I drink bucketfuls of chamomile tea each day and olive oil cakes are my favourite treat, so this is my idea of a perfect afternoon tea. Use chamomile flowers if you can. They’re widely available these days and their flavour is intense, almost tangy, but tea bags also work nicely. I normally love the flavour of olive oil in cakes, but I’ve suggested using a mild version in this one so the chamomile can shine through.
Makes a 20 cm (8 inch) cake
- 125 ml (4 fl oz/½ cup) milk, plus extra if needed
- 3 tablespoons chamomile flowers or 4 chamomile tea bags
- 250 g (9 oz/1²⁄₃ cups) self-raising flour
- 150 g (5½ oz/²⁄₃ cup) caster (superfine) sugar
- 1 teaspoon baking powder
- a generous pinch of salt
- 250 ml (9 fl oz/1 cup) mild olive oil
- 70 g (2½ oz) honey
- 3 eggs
For the lemon icing
- 150 g (5½ oz) icing (confectioners’) sugar, sifted
- finely grated zest and juice of 1 lemon
- a splash of milk
- Preheat the oven to 160°C (315°F).
- Oil a 20 cm (8 inch) round cake tin and line the base with baking paper.
- Pour the milk into a small saucepan and gently warm through without letting it reach the boil, then remove from the heat and add the chamomile flowers or tea bags. Set to one side for a good 10 minutes so the milk and chamomile can infuse and cool.
- Now, whisk together the flour, sugar, baking powder and salt in a large bowl. In a separate bowl, whisk together the olive oil, honey and eggs.
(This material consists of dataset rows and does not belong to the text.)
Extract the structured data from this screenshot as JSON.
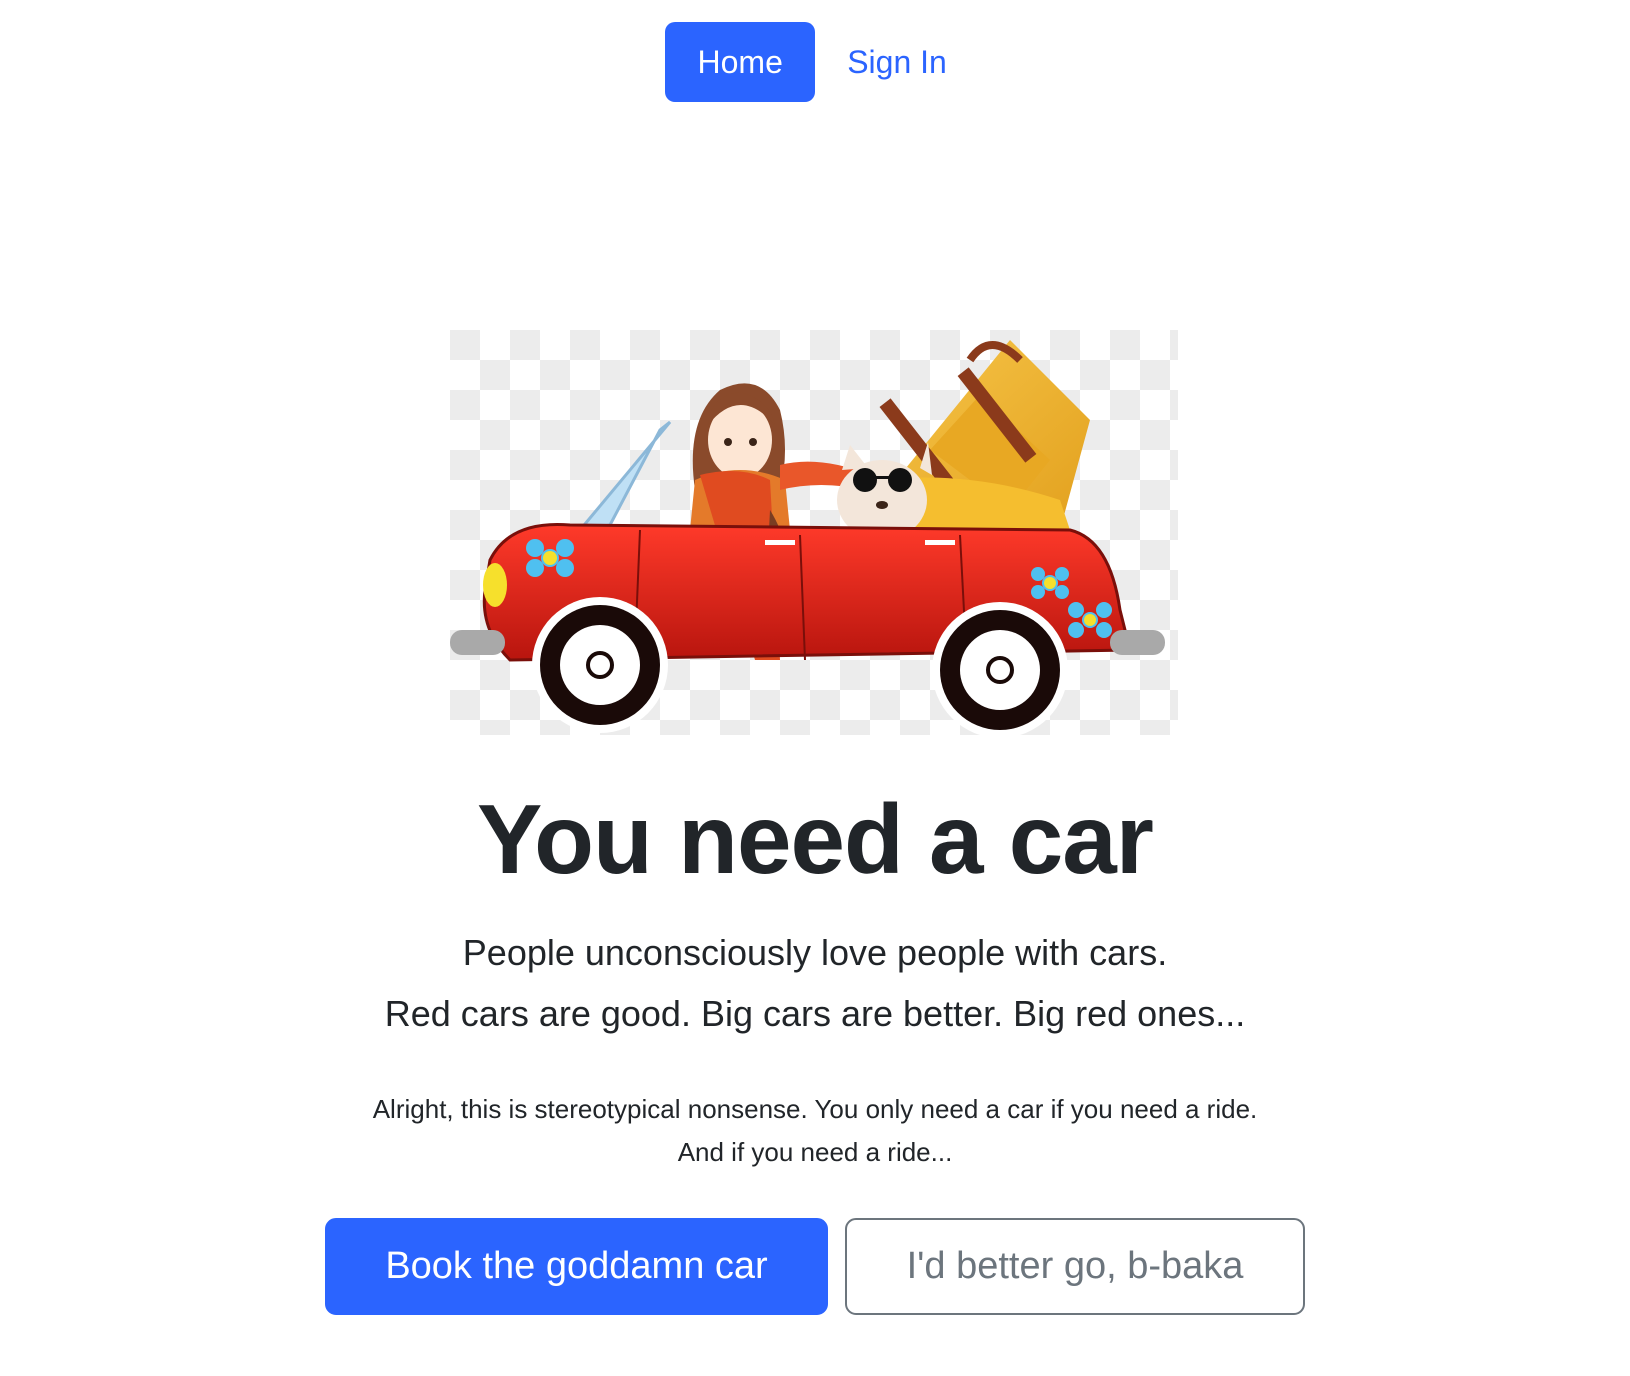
{
  "nav": {
    "items": [
      {
        "label": "Home",
        "active": true
      },
      {
        "label": "Sign In",
        "active": false
      }
    ]
  },
  "hero": {
    "image_icon": "red-convertible-car-illustration"
  },
  "main": {
    "headline": "You need a car",
    "lead_line_1": "People unconsciously love people with cars.",
    "lead_line_2": "Red cars are good. Big cars are better. Big red ones...",
    "small_line_1": "Alright, this is stereotypical nonsense. You only need a car if you need a ride.",
    "small_line_2": "And if you need a ride..."
  },
  "actions": {
    "primary_label": "Book the goddamn car",
    "secondary_label": "I'd better go, b-baka"
  },
  "colors": {
    "primary": "#2b64ff",
    "secondary": "#6c757d",
    "text": "#212529",
    "car_red": "#d9231b"
  }
}
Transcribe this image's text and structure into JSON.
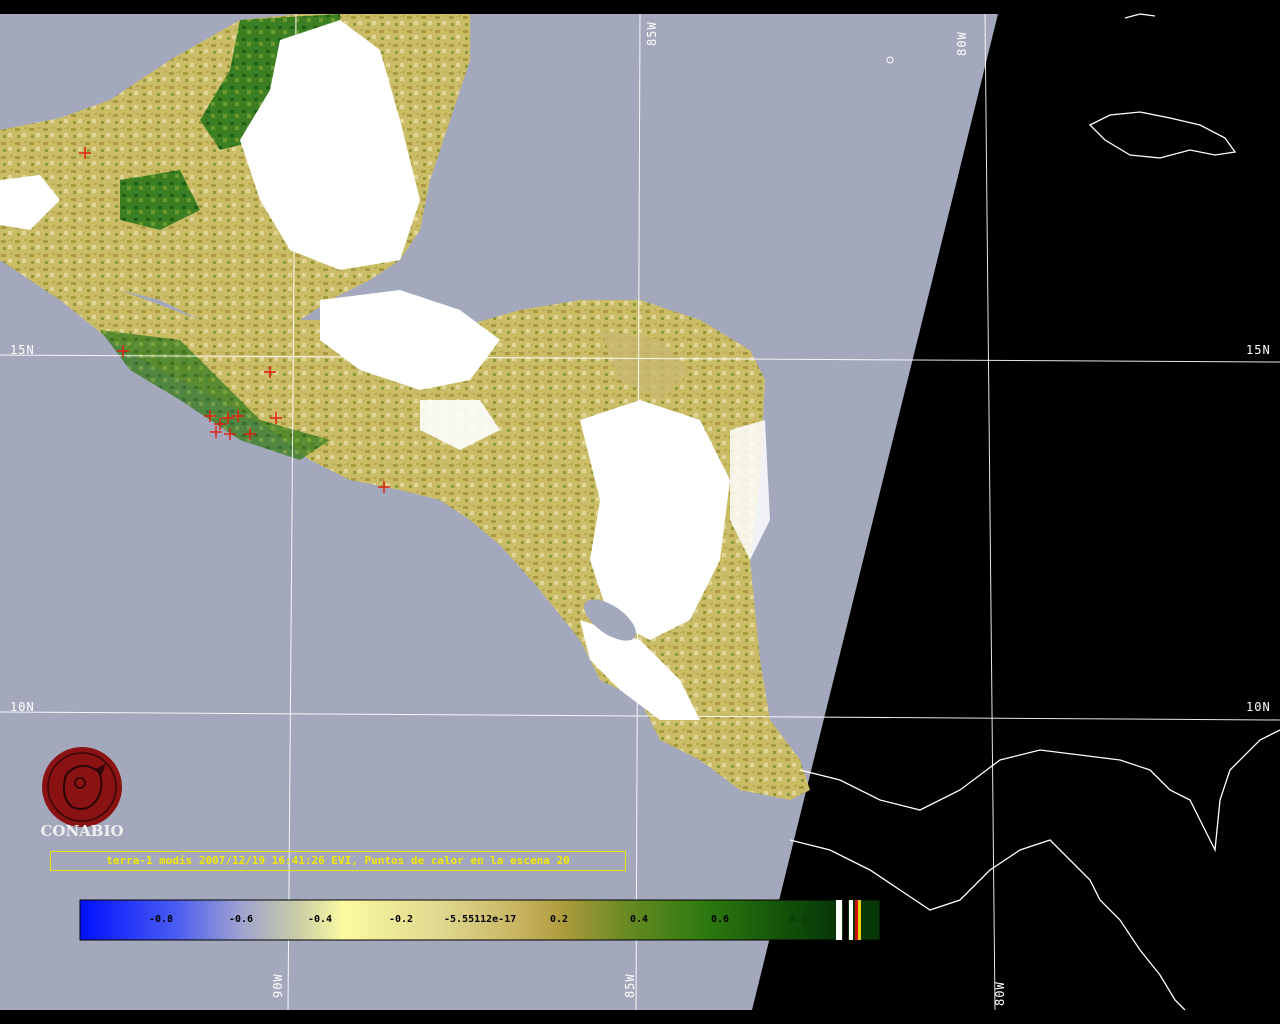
{
  "caption": "terra-1 modis 2007/12/19 16:41:26 EVI, Puntos de calor en la escena 20",
  "logo_text": "CONABIO",
  "grid_labels": {
    "lon_85w_top": "85W",
    "lon_80w_top": "80W",
    "lon_90w_bottom": "90W",
    "lon_85w_bottom": "85W",
    "lon_80w_bottom": "80W",
    "lat_15n_left": "15N",
    "lat_15n_right": "15N",
    "lat_10n_left": "10N",
    "lat_10n_right": "10N"
  },
  "colorbar": {
    "ticks": [
      "-0.8",
      "-0.6",
      "-0.4",
      "-0.2",
      "-5.55112e-17",
      "0.2",
      "0.4",
      "0.6",
      "0.8"
    ]
  },
  "colors": {
    "ocean": "#a4a8bc",
    "no_data": "#000000",
    "cloud": "#ffffff",
    "land_low": "#d8cc80",
    "land_mid": "#a89a40",
    "land_high": "#2e7a1e",
    "hotspot": "#e02010",
    "caption_text": "#f0e800",
    "logo": "#8a1212"
  }
}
- Strain the chamomile flowers from the cooled milk, or remove the tea bags, and measure how much milk you have – you need 125 ml (4 fl oz/½ cup), so add more milk if necessary.
- Stir the infused milk into the oil mixture. Pour this mixture into the flour mixture, mixing until well combined and lump-free, but don’t overbeat it.
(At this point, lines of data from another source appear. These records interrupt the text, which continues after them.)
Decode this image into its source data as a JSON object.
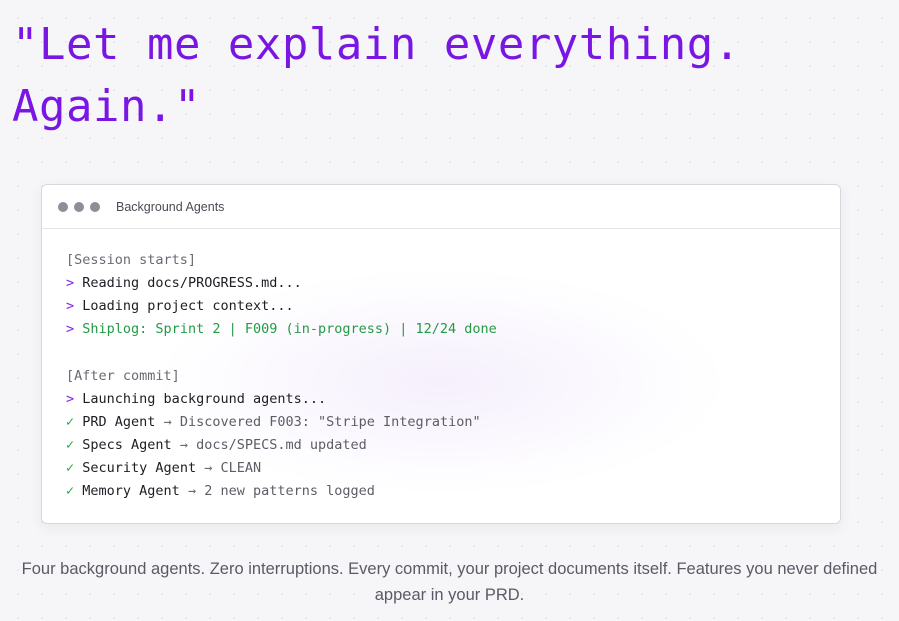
{
  "headline": {
    "line1": "\"Let me explain everything.",
    "line2": "Again.\""
  },
  "window": {
    "title": "Background Agents",
    "controls": [
      "dot",
      "dot",
      "dot"
    ]
  },
  "terminal": {
    "session_start": "[Session starts]",
    "prompt_symbol": ">",
    "check_symbol": "✓",
    "arrow_symbol": "→",
    "reading": "Reading docs/PROGRESS.md...",
    "loading": "Loading project context...",
    "shiplog": "Shiplog: Sprint 2 | F009 (in-progress) | 12/24 done",
    "after_commit": "[After commit]",
    "launching": "Launching background agents...",
    "agents": [
      {
        "name": "PRD Agent",
        "detail": "Discovered F003: \"Stripe Integration\""
      },
      {
        "name": "Specs Agent",
        "detail": "docs/SPECS.md updated"
      },
      {
        "name": "Security Agent",
        "detail": "CLEAN"
      },
      {
        "name": "Memory Agent",
        "detail": "2 new patterns logged"
      }
    ]
  },
  "caption": "Four background agents. Zero interruptions. Every commit, your project documents itself. Features you never defined appear in your PRD.",
  "colors": {
    "accent_purple": "#7a16e3",
    "success_green": "#239b45",
    "background": "#f6f6f8"
  }
}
- Pour the batter into the tin and bake for 40–50 minutes or until the cake is golden and a skewer comes out almost clean. Leave the cake in the tin for 5 minutes, then turn out onto a wire rack to cool.
- While the cake is cooking, stir together the lemon icing ingredients, keeping some of the lemon zest for the top of the cake and adding just enough milk to give it a loose pouring consistency.
- When the cake is completely cold, drizzle with the lemon icing and sprinkle with the reserved lemon zest.